The needles to be held by the needle bar are indicated in the drawings at n and n. These needles may be set in each pair of sockets in the needle barseither in the sockets 2 and 3 or in the sockets 4 and 5, re

spectively. W'hen set in the sockets 2 and 3, they will be a greater distance apart than when set in the sockets at and 5.

In Figs. 1 and 3 of the drawings, I have shown the needles as placed in the sockets 2 and 3. They are held in the sockets by the clamping screws 12 and 13, respectively. It will be noted that this sleeve is fixed to the needle bar and each needle is clamped by an independent screw, and, inasmuch as the sleeve carrying these set screws is fixed relative to the needle bar, when one screw is turned to release the needle clamp thereby, the needle clamp of the opposite screw will not be released, so that one needle may be taken out without releasing the other needle. When the needles are set, as stated above, the thread from the supply passes down through the thread grooves 16 and 17 at the front of the sleeve. When it is desired to space the needles at a difierent distance for a diflerent gage, the needle bar is released and given a quarter turn. This brings the sockets 4: and 5 into proper position to receive the needles. The needles are removed from the previous sockets 2 and 3 and placed in the socketsl and 5, where they are clamped by the set screws 14: and 15, respectively. The thread from the supply now passes down through a different pair of thread grooveseither the thread grooves 17 and 18 or the thread grooves 16 and 19, depending upon which Way the needle bar has been five cents each, by addressing the turned in bringing about the new position of the needles.

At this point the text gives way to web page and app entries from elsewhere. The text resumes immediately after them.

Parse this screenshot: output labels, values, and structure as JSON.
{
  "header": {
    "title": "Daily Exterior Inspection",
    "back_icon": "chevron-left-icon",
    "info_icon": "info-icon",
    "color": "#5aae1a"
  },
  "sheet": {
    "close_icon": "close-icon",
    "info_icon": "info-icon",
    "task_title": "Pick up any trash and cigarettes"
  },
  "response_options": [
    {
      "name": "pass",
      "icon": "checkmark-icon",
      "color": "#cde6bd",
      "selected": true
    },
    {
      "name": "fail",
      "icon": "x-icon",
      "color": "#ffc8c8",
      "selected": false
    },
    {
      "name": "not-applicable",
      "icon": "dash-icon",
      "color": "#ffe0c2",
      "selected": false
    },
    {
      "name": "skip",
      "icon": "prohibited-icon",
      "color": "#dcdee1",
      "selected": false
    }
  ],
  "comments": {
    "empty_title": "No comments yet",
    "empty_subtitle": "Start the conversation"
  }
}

The only adjustment necessary in the resetting of the needles is the turning of the needle bar and the manipulat-ion of the screws which clamp the needles.

It is obvious that minor changes in the details of construction and the shaping of the parts maybe made without departing from the spirit of the invention, as set forth in the appended claim.

Having thus described my invention, what I claim as new and desire to secure by Let ters Patent, is:

The combination with a needle bar having a plurality of pairs of needle sockets formed therein, the distance between the sockets of one pair being difierent from the distance between the sockets of the other pair, a sleeve surrounding the needle bar and having a fixed position relative thereto, a clamping screw mounted in said sleeve for each socket, said sleeve having recesses formec therein registering with the sockets spaced a greater distance apart, said sleeve between each adjacent pair of set screws having a thread groove formed therein.

In testimony whereof, I aiiix my signature, in the presence of two witnesses.




Commissioner of Patents,

Washington, D. C.

Referenced by
Citing PatentFiling datePublication dateApplicantTitle
US2722904 *Nov 5, 1954Nov 8, 1955Singer Mfg CoSewing machine needles
US3450078 *Mar 18, 1968Jun 17, 1969Merrow Machine CoLooper carrier for sewing machine
US7513201 *May 1, 2007Apr 7, 2009Hsien-Chang TsengNeedle holder of multiple needles for sewing machine
US8018591May 13, 2009Sep 13, 2011Hamamatsu Photonics K.K.Spectroscopy module
DE1100438B *Aug 29, 1953Feb 23, 1961Rudolf SattlerSpezialnadelklemme fuer Kurbelbiesen-maschinen
U.S. Classification112/226
Cooperative ClassificationD05B55/02